Grey Kitten #3 was the lean and mean version. Scrawny might be a better description. She obviously needed dinner the most and proved her mettle by blazing through the house in two minutes. The contest was all but over.
Kitten # 4 was what pollsters normally classify as ‘other.’ To start with, she was yellow instead of grey. She was also loud. In honor of her operatic qualities, Jo had named her Brunhilda, after the Wagnerian opera star. By the time her turn came up, she was impatiently scratching the hand that was about to feed her and growling in a demonic way. I gladly shoved the little monster in the third story door and closed it. We heard a scrabbling on the other side as tiny claws dug into the cardboard floor. Her race down the first hall was punctuated by a loud crash on the other end. Brake problems.
Then she was up and running again, but it sounded like toward us. Had her crash disoriented her? Suddenly the third story door burst open and one highly focused yellow kitty went flying through the air. She made a perfect four-point landing and dashed to the dinner dish. Her time? Ten seconds.
And that is how Brunhilda came to be our cat. Our decision to keep her led us to turn her over and check out her brunhildahood a little more closely. Turns out she had a couple of furry little protuberances where there shouldn’t have been any. She was a he. In honor of Brunhilda’s demonic growl and generally obnoxious behavior, we renamed the kitten Rasputin after the nefarious Russian monk.

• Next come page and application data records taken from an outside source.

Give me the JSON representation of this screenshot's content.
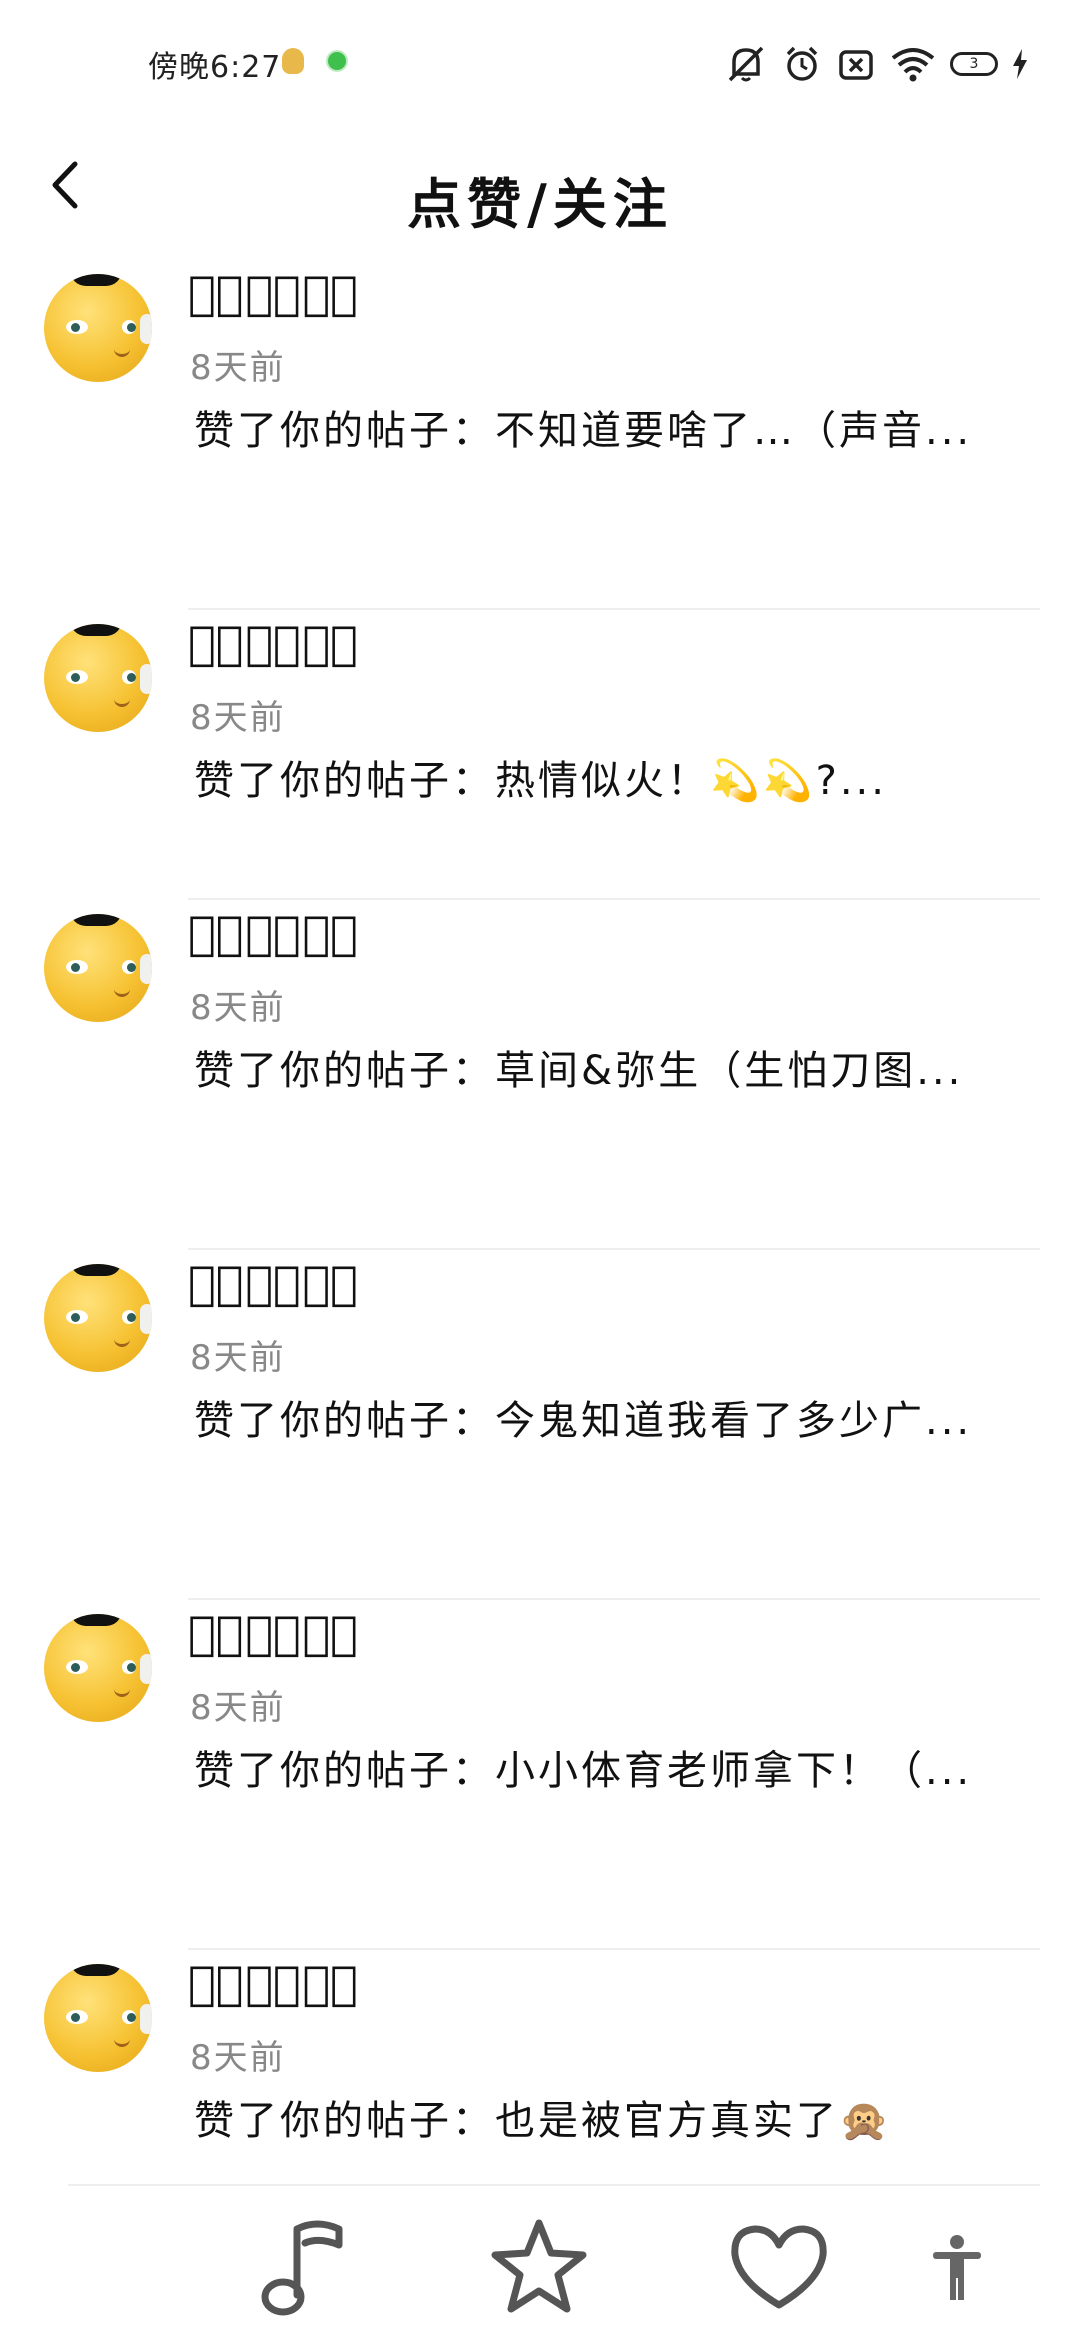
{
  "status_bar": {
    "time": "傍晚6:27",
    "battery_level": "3",
    "icons": [
      "notification-icon",
      "app-dot-icon",
      "mute-icon",
      "alarm-icon",
      "sim-off-icon",
      "wifi-icon",
      "battery-icon",
      "charging-icon"
    ]
  },
  "header": {
    "back_icon": "chevron-left-icon",
    "title": "点赞/关注"
  },
  "notifications": [
    {
      "user": "侏ᷝ孑ᷝ酱ᷝ",
      "time": "8天前",
      "message": "赞了你的帖子：不知道要啥了…（声音..."
    },
    {
      "user": "侏ᷝ孑ᷝ酱ᷝ",
      "time": "8天前",
      "message": "赞了你的帖子：热情似火！💫💫?..."
    },
    {
      "user": "侏ᷝ孑ᷝ酱ᷝ",
      "time": "8天前",
      "message": "赞了你的帖子：草间&弥生（生怕刀图..."
    },
    {
      "user": "侏ᷝ孑ᷝ酱ᷝ",
      "time": "8天前",
      "message": "赞了你的帖子：今鬼知道我看了多少广..."
    },
    {
      "user": "侏ᷝ孑ᷝ酱ᷝ",
      "time": "8天前",
      "message": "赞了你的帖子：小小体育老师拿下！（..."
    },
    {
      "user": "侏ᷝ孑ᷝ酱ᷝ",
      "time": "8天前",
      "message": "赞了你的帖子：也是被官方真实了🙊"
    }
  ],
  "bottom_nav": {
    "items": [
      "music-note-icon",
      "star-icon",
      "heart-icon",
      "accessibility-icon"
    ]
  },
  "colors": {
    "text_primary": "#111111",
    "text_secondary": "#888888",
    "divider": "#eeeeee",
    "avatar_yellow": "#f6c233"
  }
}
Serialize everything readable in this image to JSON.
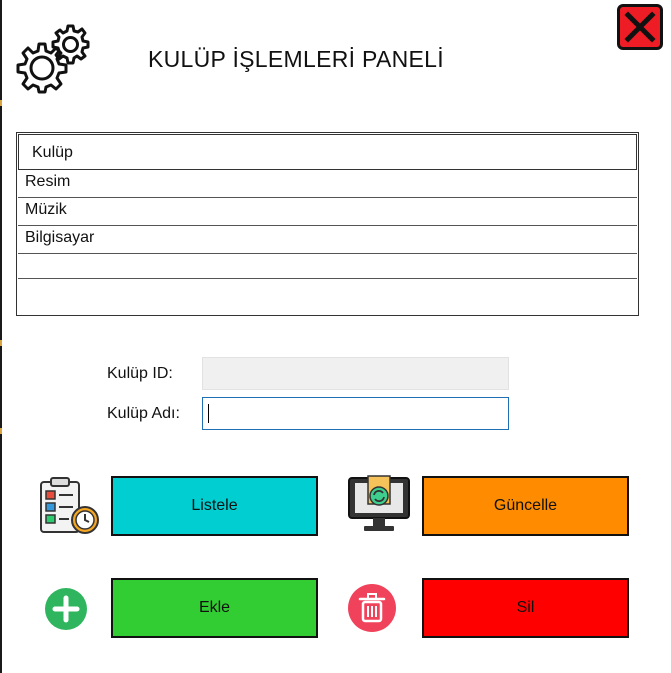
{
  "window": {
    "title": "KULÜP İŞLEMLERİ PANELİ",
    "close_icon": "close-icon",
    "gear_icon": "gear-icon"
  },
  "grid": {
    "columns": [
      "Kulüp"
    ],
    "rows": [
      [
        "Resim"
      ],
      [
        "Müzik"
      ],
      [
        "Bilgisayar"
      ],
      [
        ""
      ]
    ]
  },
  "form": {
    "id_label": "Kulüp ID:",
    "id_value": "",
    "name_label": "Kulüp Adı:",
    "name_value": ""
  },
  "buttons": {
    "list_label": "Listele",
    "update_label": "Güncelle",
    "add_label": "Ekle",
    "delete_label": "Sil"
  },
  "colors": {
    "close_red": "#ee1c24",
    "list_cyan": "#00ced1",
    "update_orange": "#ff8c00",
    "add_green": "#32cd32",
    "delete_red": "#ff0000",
    "add_circle_green": "#2fb55d",
    "delete_circle_red": "#f0435b"
  }
}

If you have enjoyed this story and the many other tales I share, you might also enjoy “The Bush Devil Ate Sam.” It’s available in both Kindle and paperback form here on Amazon. For other sources such as Apple, click on the book cover top right.